ABOUT THIS TASK
Your response should consist of the entries below, written out exactly.

*** Begin section ***

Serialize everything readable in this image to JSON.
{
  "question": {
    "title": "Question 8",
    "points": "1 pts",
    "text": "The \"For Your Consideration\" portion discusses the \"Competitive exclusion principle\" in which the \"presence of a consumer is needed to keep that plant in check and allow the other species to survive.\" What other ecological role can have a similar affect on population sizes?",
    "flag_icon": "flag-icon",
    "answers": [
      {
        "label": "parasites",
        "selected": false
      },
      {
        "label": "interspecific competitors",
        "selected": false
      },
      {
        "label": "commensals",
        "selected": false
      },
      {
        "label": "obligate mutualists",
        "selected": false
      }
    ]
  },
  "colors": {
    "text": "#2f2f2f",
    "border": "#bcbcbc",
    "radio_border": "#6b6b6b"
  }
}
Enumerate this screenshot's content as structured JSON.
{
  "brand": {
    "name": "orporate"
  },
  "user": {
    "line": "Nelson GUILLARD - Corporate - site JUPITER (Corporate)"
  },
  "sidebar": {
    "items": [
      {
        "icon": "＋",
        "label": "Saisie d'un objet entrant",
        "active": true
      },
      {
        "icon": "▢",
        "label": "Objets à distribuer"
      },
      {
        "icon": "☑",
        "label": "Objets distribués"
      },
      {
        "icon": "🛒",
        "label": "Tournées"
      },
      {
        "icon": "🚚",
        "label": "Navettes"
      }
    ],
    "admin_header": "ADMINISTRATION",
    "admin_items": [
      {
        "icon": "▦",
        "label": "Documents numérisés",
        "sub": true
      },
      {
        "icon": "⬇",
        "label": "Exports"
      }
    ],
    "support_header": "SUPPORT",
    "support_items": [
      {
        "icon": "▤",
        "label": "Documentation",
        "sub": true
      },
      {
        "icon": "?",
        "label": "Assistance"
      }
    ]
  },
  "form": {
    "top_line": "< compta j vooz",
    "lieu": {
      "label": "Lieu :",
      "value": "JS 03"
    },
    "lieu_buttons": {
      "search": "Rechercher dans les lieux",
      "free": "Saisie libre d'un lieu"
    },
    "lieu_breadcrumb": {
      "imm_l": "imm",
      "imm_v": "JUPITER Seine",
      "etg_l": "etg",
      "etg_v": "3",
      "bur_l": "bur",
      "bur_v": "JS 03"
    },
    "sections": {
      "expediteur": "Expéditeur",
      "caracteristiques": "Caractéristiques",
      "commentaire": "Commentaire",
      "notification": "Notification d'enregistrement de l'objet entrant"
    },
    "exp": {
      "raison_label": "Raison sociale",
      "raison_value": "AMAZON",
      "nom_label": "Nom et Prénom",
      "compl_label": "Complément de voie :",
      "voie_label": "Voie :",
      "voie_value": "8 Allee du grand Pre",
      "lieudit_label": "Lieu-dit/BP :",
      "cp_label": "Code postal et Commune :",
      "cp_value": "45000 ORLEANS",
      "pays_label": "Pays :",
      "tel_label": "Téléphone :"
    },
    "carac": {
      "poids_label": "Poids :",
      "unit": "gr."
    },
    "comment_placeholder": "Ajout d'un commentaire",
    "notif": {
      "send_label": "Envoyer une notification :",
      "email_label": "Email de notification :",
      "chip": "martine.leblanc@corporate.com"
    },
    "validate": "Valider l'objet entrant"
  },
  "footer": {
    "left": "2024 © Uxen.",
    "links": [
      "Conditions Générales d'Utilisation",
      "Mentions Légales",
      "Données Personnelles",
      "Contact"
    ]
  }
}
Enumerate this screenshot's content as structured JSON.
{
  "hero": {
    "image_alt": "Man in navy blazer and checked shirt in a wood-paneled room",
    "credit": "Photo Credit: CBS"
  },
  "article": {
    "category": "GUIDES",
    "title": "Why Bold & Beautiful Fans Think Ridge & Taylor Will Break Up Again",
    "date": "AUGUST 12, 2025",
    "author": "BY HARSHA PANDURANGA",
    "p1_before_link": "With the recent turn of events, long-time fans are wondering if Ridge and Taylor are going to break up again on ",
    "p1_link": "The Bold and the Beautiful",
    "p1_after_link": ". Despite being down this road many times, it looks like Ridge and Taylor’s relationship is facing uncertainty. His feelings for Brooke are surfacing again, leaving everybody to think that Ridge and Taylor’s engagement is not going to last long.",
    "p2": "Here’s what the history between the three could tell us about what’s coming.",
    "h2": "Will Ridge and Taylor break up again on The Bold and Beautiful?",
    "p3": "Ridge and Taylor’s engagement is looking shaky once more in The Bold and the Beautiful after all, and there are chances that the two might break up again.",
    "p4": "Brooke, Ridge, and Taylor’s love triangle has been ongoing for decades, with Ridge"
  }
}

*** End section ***

RESULT OF THE EXERCISE
Serialize everything readable in this image to JSON.
{
  "question": {
    "title": "Question 8",
    "points": "1 pts",
    "text": "The \"For Your Consideration\" portion discusses the \"Competitive exclusion principle\" in which the \"presence of a consumer is needed to keep that plant in check and allow the other species to survive.\" What other ecological role can have a similar affect on population sizes?",
    "flag_icon": "flag-icon",
    "answers": [
      {
        "label": "parasites",
        "selected": false
      },
      {
        "label": "interspecific competitors",
        "selected": false
      },
      {
        "label": "commensals",
        "selected": false
      },
      {
        "label": "obligate mutualists",
        "selected": false
      }
    ]
  },
  "colors": {
    "text": "#2f2f2f",
    "border": "#bcbcbc",
    "radio_border": "#6b6b6b"
  }
}
Enumerate this screenshot's content as structured JSON.
{
  "brand": {
    "name": "orporate"
  },
  "user": {
    "line": "Nelson GUILLARD - Corporate - site JUPITER (Corporate)"
  },
  "sidebar": {
    "items": [
      {
        "icon": "＋",
        "label": "Saisie d'un objet entrant",
        "active": true
      },
      {
        "icon": "▢",
        "label": "Objets à distribuer"
      },
      {
        "icon": "☑",
        "label": "Objets distribués"
      },
      {
        "icon": "🛒",
        "label": "Tournées"
      },
      {
        "icon": "🚚",
        "label": "Navettes"
      }
    ],
    "admin_header": "ADMINISTRATION",
    "admin_items": [
      {
        "icon": "▦",
        "label": "Documents numérisés",
        "sub": true
      },
      {
        "icon": "⬇",
        "label": "Exports"
      }
    ],
    "support_header": "SUPPORT",
    "support_items": [
      {
        "icon": "▤",
        "label": "Documentation",
        "sub": true
      },
      {
        "icon": "?",
        "label": "Assistance"
      }
    ]
  },
  "form": {
    "top_line": "< compta j vooz",
    "lieu": {
      "label": "Lieu :",
      "value": "JS 03"
    },
    "lieu_buttons": {
      "search": "Rechercher dans les lieux",
      "free": "Saisie libre d'un lieu"
    },
    "lieu_breadcrumb": {
      "imm_l": "imm",
      "imm_v": "JUPITER Seine",
      "etg_l": "etg",
      "etg_v": "3",
      "bur_l": "bur",
      "bur_v": "JS 03"
    },
    "sections": {
      "expediteur": "Expéditeur",
      "caracteristiques": "Caractéristiques",
      "commentaire": "Commentaire",
      "notification": "Notification d'enregistrement de l'objet entrant"
    },
    "exp": {
      "raison_label": "Raison sociale",
      "raison_value": "AMAZON",
      "nom_label": "Nom et Prénom",
      "compl_label": "Complément de voie :",
      "voie_label": "Voie :",
      "voie_value": "8 Allee du grand Pre",
      "lieudit_label": "Lieu-dit/BP :",
      "cp_label": "Code postal et Commune :",
      "cp_value": "45000 ORLEANS",
      "pays_label": "Pays :",
      "tel_label": "Téléphone :"
    },
    "carac": {
      "poids_label": "Poids :",
      "unit": "gr."
    },
    "comment_placeholder": "Ajout d'un commentaire",
    "notif": {
      "send_label": "Envoyer une notification :",
      "email_label": "Email de notification :",
      "chip": "martine.leblanc@corporate.com"
    },
    "validate": "Valider l'objet entrant"
  },
  "footer": {
    "left": "2024 © Uxen.",
    "links": [
      "Conditions Générales d'Utilisation",
      "Mentions Légales",
      "Données Personnelles",
      "Contact"
    ]
  }
}
Enumerate this screenshot's content as structured JSON.
{
  "hero": {
    "image_alt": "Man in navy blazer and checked shirt in a wood-paneled room",
    "credit": "Photo Credit: CBS"
  },
  "article": {
    "category": "GUIDES",
    "title": "Why Bold & Beautiful Fans Think Ridge & Taylor Will Break Up Again",
    "date": "AUGUST 12, 2025",
    "author": "BY HARSHA PANDURANGA",
    "p1_before_link": "With the recent turn of events, long-time fans are wondering if Ridge and Taylor are going to break up again on ",
    "p1_link": "The Bold and the Beautiful",
    "p1_after_link": ". Despite being down this road many times, it looks like Ridge and Taylor’s relationship is facing uncertainty. His feelings for Brooke are surfacing again, leaving everybody to think that Ridge and Taylor’s engagement is not going to last long.",
    "p2": "Here’s what the history between the three could tell us about what’s coming.",
    "h2": "Will Ridge and Taylor break up again on The Bold and Beautiful?",
    "p3": "Ridge and Taylor’s engagement is looking shaky once more in The Bold and the Beautiful after all, and there are chances that the two might break up again.",
    "p4": "Brooke, Ridge, and Taylor’s love triangle has been ongoing for decades, with Ridge"
  }
}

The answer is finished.